In a town where smoked meats and sizzling fajita platters tend to get much of the hype, it is worth noting that it’s rich in top-notch delicatessens too, with Nielsen’s leading the pack as the oldest deli in Houston. The still-family-owned deli, once known as “the delicatessen with the Scandinavian accent,” according to Houston Chronicle archives, celebrates 70 years in business in 2022.

The namesake restaurant of Danish immigrants Niels and Vita Nielsen opened in 1952 after the couple moved to Houston from Denmark with their daughters Ellen and Edith in tow. It wasn’t a completely novel idea for them, as the duo had operated three delis and a butcher shop back in Esbjerg.

When they opened Nielsen’s in a small retail strip on Richmond Avenue near Drexel, it was one of the city’s first delicatessens. Here, they wanted to introduce Houstonians to smørrebrød, traditional Danish open-faced sandwiches, meant to be enjoyed with a fork and a knife. It wasn’t long before they realized diners favored sandwiches built the old-fashioned American way, with a double dose of bread. And ones made with Vita’s housemade mayonaise were a big hit.

Nielsen’s Delicatessen’s turkey sandwich is made with turkey meat roasted fresh onsite.

Megha McSwain


Vita got her cooking skills from her mother, and they were put to great use at Nielsen’s. Her mayo, which she made fresh by the gallon daily, even became sought after on its own. Customers would (and still) buy it by the quart or pint to take home and slather it onto their own homemade sandwiches. All of the restaurant’s salads, such as the chicken salad and tuna salad, were created using the decadent mayo as a base. The potato salad in particular, with its large chunks of creamy egg, became widely hailed as one of the best in the city.

Niels and Vita found a home two blocks from the deli, and put all of their time and energy into it. He worked the counter, while she did the cooking, and eventually began offering catering services. She had a knack for building party trays layered with cold cuts, and her prized recipes for potato salad, brownies, and cheesecake made her a choice caterer among River Oaks party-throwers.

By 1963, there were a total of five Nielsen’s locations in Houston, including an outpost at 500 Jefferson Building in Cullen Center and in the Spring Oaks shopping center in Spring Branch. Today, only the original one on Richmond remains. 

When Vita and Niels sought to retire in Florida in the ’60s, it was their daughters’ husbands who partnered to operate the deli. Richard Andersen, husband of Ellen, and Martin Martensen, husband of Edith, continued their legacy together until Richard’s son, Richard Jr., became the sole operator.
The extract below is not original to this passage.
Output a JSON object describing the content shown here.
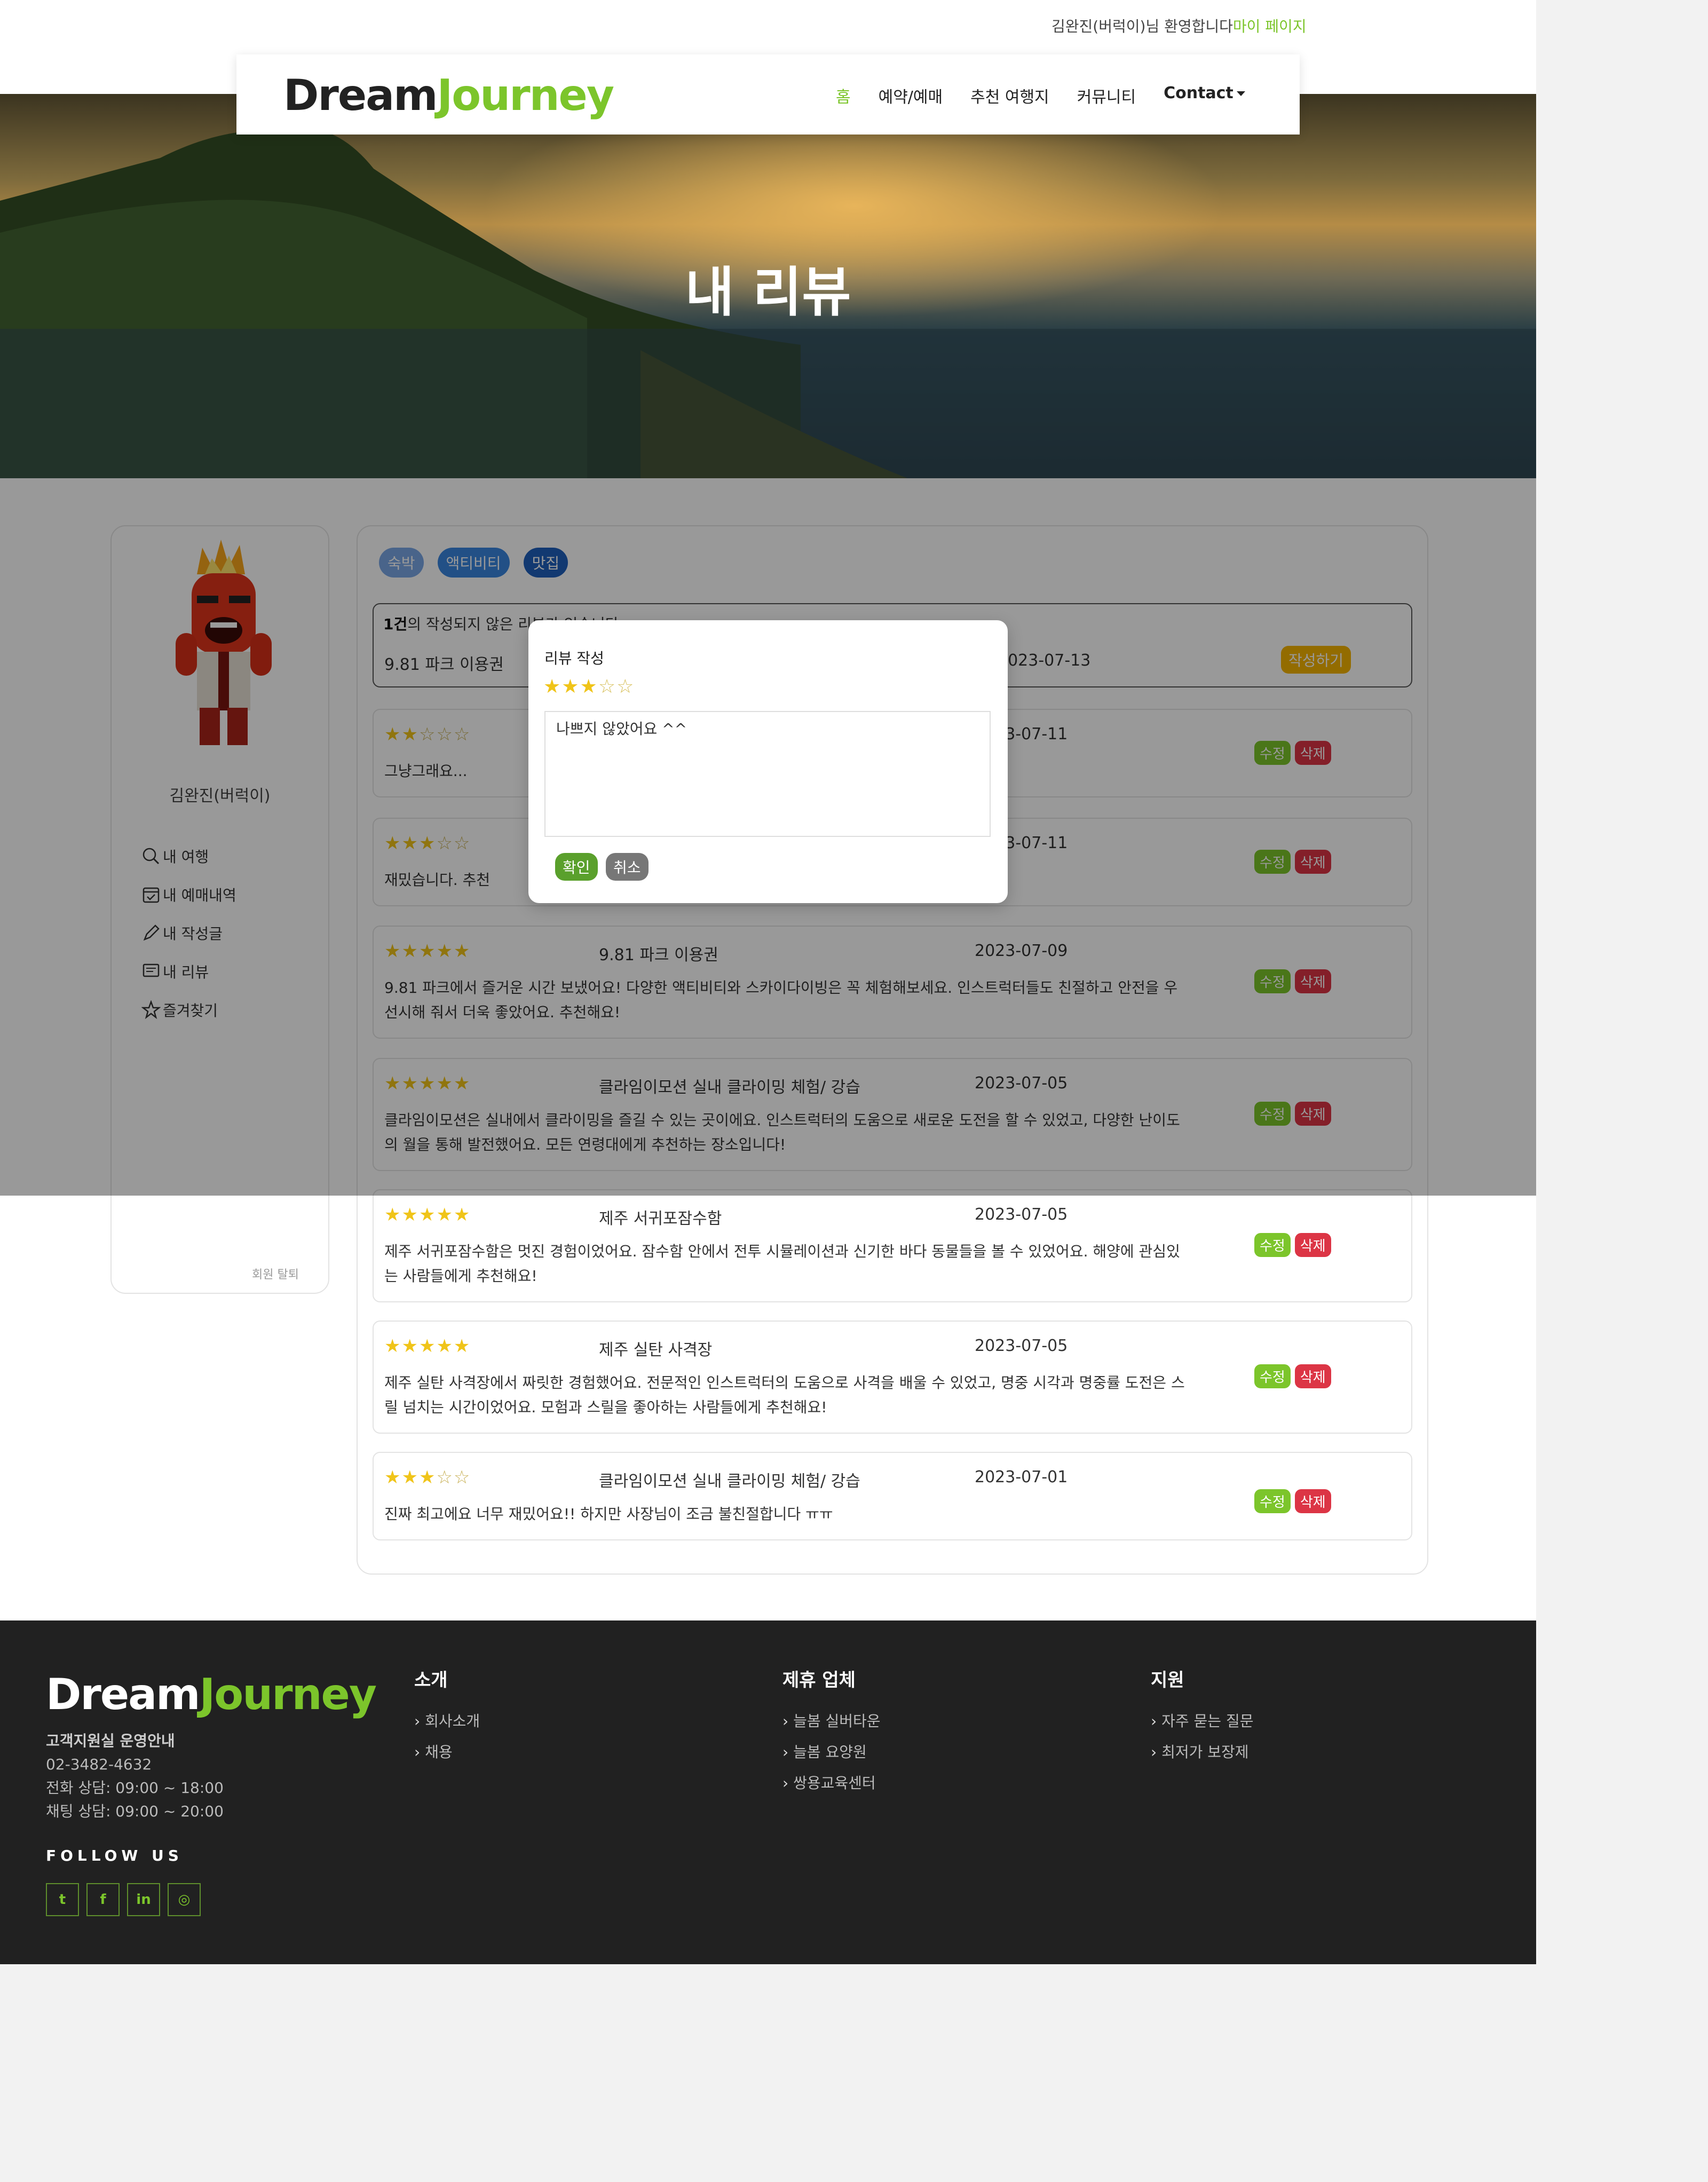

Along with his wife, Linda, they kept Nielsen’s Delicatessen a cherished part of Houston’s dining scene well into the turn of the century.

Owner Linda Andersen taking orders at Nielsen’s Delicatessen.
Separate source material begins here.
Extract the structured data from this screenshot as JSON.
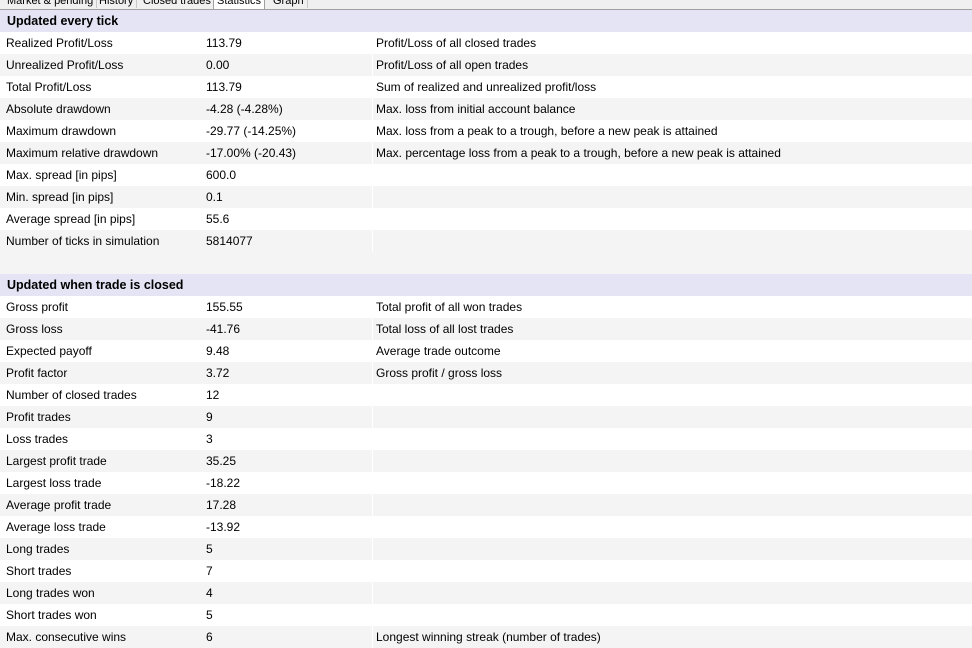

Megha McSwain

Linda is the face often seen behind the counter these days. Her husband Richard Jr, Niels and Vita’s grandson, passed away five years ago, but she has every intention of keeping the family business alive and thriving. And she’s got the tools to do it. “I’ve got all of the original recipes, written in Danish and in English,” she said. “People have tried to duplicate them for years, but they just can’t seem to do it like we do.”

Linda has two daughters, and she hints that they have shown an interest in taking Nielsen’s over. “My daughters were raised in this store,” she reminisced. “They know how to run it, if they choose to run it.”

Meanwhile, business is still booming at Nielsen’s. Time-honored techniques of roasting their own turkeys daily and offering hard-to-find extras like liver paste and Danish havarti cheese give their sandwiches a leg up. Linda shares that while many restaurants suffered losses as a result of the COVID-19 pandemic, the deli remained busy as usual, thanks in major part to its loyal customers. As long as Linda and her daughters have that mayo recipe under lock and key, it’s safe to say Houstonians will be returning for years to come.

Find it: 4500 Richmond Ave., Houston, TX 77027; (713) 963-8005
Hours: Daily, 8 a.m.-4 p.m.